Provided data —
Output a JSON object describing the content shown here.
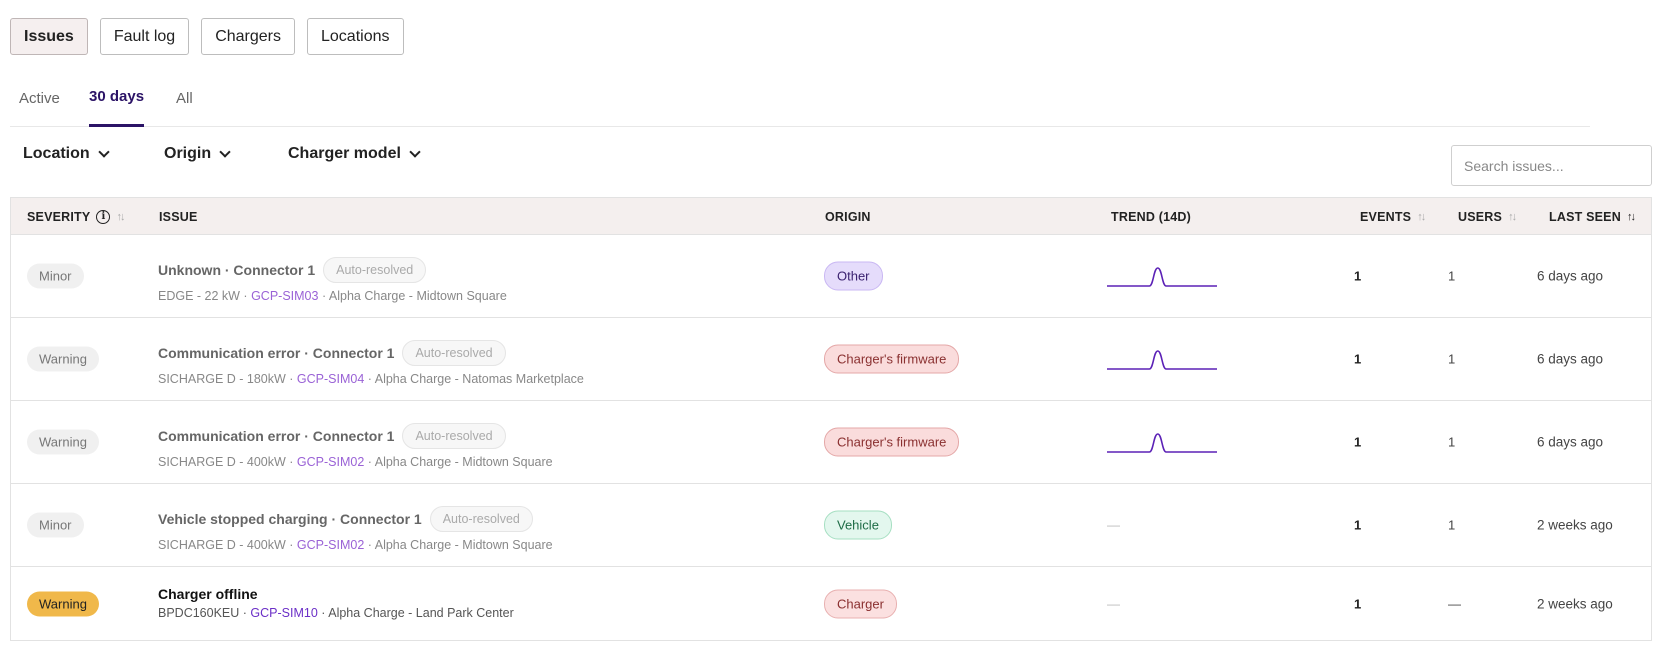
{
  "top_tabs": [
    "Issues",
    "Fault log",
    "Chargers",
    "Locations"
  ],
  "sub_tabs": [
    "Active",
    "30 days",
    "All"
  ],
  "filters": {
    "location": "Location",
    "origin": "Origin",
    "charger_model": "Charger model"
  },
  "search": {
    "placeholder": "Search issues..."
  },
  "headers": {
    "severity": "SEVERITY",
    "issue": "ISSUE",
    "origin": "ORIGIN",
    "trend": "TREND (14D)",
    "events": "EVENTS",
    "users": "USERS",
    "last_seen": "LAST SEEN"
  },
  "rows": [
    {
      "severity": "Minor",
      "title": "Unknown · Connector 1",
      "auto": "Auto-resolved",
      "model": "EDGE - 22 kW ·",
      "sim": "GCP-SIM03",
      "place": "· Alpha Charge - Midtown Square",
      "origin": "Other",
      "trend_values": [
        0,
        0,
        0,
        0,
        0,
        0,
        1,
        0,
        0,
        0,
        0,
        0,
        0,
        0
      ],
      "events": "1",
      "users": "1",
      "last_seen": "6 days ago"
    },
    {
      "severity": "Warning",
      "title": "Communication error · Connector 1",
      "auto": "Auto-resolved",
      "model": "SICHARGE D - 180kW ·",
      "sim": "GCP-SIM04",
      "place": "· Alpha Charge - Natomas Marketplace",
      "origin": "Charger's firmware",
      "trend_values": [
        0,
        0,
        0,
        0,
        0,
        0,
        1,
        0,
        0,
        0,
        0,
        0,
        0,
        0
      ],
      "events": "1",
      "users": "1",
      "last_seen": "6 days ago"
    },
    {
      "severity": "Warning",
      "title": "Communication error · Connector 1",
      "auto": "Auto-resolved",
      "model": "SICHARGE D - 400kW ·",
      "sim": "GCP-SIM02",
      "place": "· Alpha Charge - Midtown Square",
      "origin": "Charger's firmware",
      "trend_values": [
        0,
        0,
        0,
        0,
        0,
        0,
        1,
        0,
        0,
        0,
        0,
        0,
        0,
        0
      ],
      "events": "1",
      "users": "1",
      "last_seen": "6 days ago"
    },
    {
      "severity": "Minor",
      "title": "Vehicle stopped charging · Connector 1",
      "auto": "Auto-resolved",
      "model": "SICHARGE D - 400kW ·",
      "sim": "GCP-SIM02",
      "place": "· Alpha Charge - Midtown Square",
      "origin": "Vehicle",
      "trend_text": "—",
      "events": "1",
      "users": "1",
      "last_seen": "2 weeks ago"
    },
    {
      "severity": "Warning",
      "title": "Charger offline",
      "model": "BPDC160KEU ·",
      "sim": "GCP-SIM10",
      "place": "· Alpha Charge - Land Park Center",
      "origin": "Charger",
      "trend_text": "—",
      "events": "1",
      "users": "—",
      "last_seen": "2 weeks ago"
    }
  ],
  "colors": {
    "accent": "#2b1366",
    "trend_line": "#5b21b6",
    "warning_strong": "#f0b84a"
  }
}
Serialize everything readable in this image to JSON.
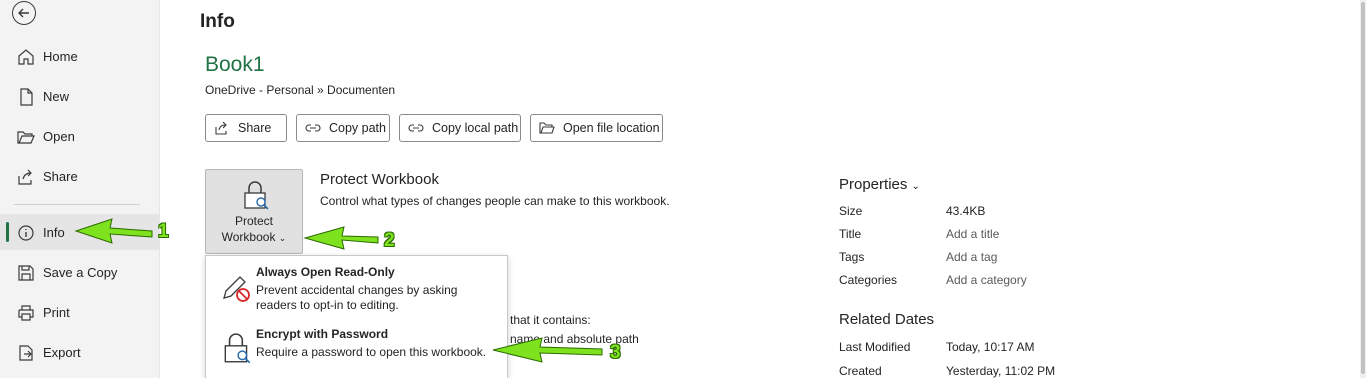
{
  "page": {
    "title": "Info"
  },
  "sidebar": {
    "back_icon": "back-arrow-icon",
    "items": [
      {
        "label": "Home",
        "icon": "home-icon"
      },
      {
        "label": "New",
        "icon": "new-document-icon"
      },
      {
        "label": "Open",
        "icon": "folder-open-icon"
      },
      {
        "label": "Share",
        "icon": "share-icon"
      },
      {
        "label": "Info",
        "icon": "info-icon",
        "active": true
      },
      {
        "label": "Save a Copy",
        "icon": "save-icon"
      },
      {
        "label": "Print",
        "icon": "print-icon"
      },
      {
        "label": "Export",
        "icon": "export-icon"
      }
    ]
  },
  "document": {
    "title": "Book1",
    "path": "OneDrive - Personal » Documenten"
  },
  "actions": {
    "share": "Share",
    "copy_path": "Copy path",
    "copy_local_path": "Copy local path",
    "open_file_location": "Open file location"
  },
  "protect": {
    "button_line1": "Protect",
    "button_line2": "Workbook",
    "title": "Protect Workbook",
    "description": "Control what types of changes people can make to this workbook."
  },
  "background_text": {
    "line1": "that it contains:",
    "line2": "name and absolute path"
  },
  "dropdown": {
    "items": [
      {
        "title": "Always Open Read-Only",
        "desc1": "Prevent accidental changes by asking",
        "desc2": "readers to opt-in to editing.",
        "icon": "pencil-prohibited-icon"
      },
      {
        "title": "Encrypt with Password",
        "desc1": "Require a password to open this workbook.",
        "icon": "lock-key-icon"
      }
    ]
  },
  "properties": {
    "header": "Properties",
    "rows": [
      {
        "key": "Size",
        "value": "43.4KB"
      },
      {
        "key": "Title",
        "value": "Add a title"
      },
      {
        "key": "Tags",
        "value": "Add a tag"
      },
      {
        "key": "Categories",
        "value": "Add a category"
      }
    ]
  },
  "related_dates": {
    "header": "Related Dates",
    "rows": [
      {
        "key": "Last Modified",
        "value": "Today, 10:17 AM"
      },
      {
        "key": "Created",
        "value": "Yesterday, 11:02 PM"
      }
    ]
  },
  "annotations": {
    "n1": "1",
    "n2": "2",
    "n3": "3",
    "arrow_color": "#7fe21f"
  },
  "colors": {
    "accent": "#217346"
  }
}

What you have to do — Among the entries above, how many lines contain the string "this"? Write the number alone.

Answer section — 3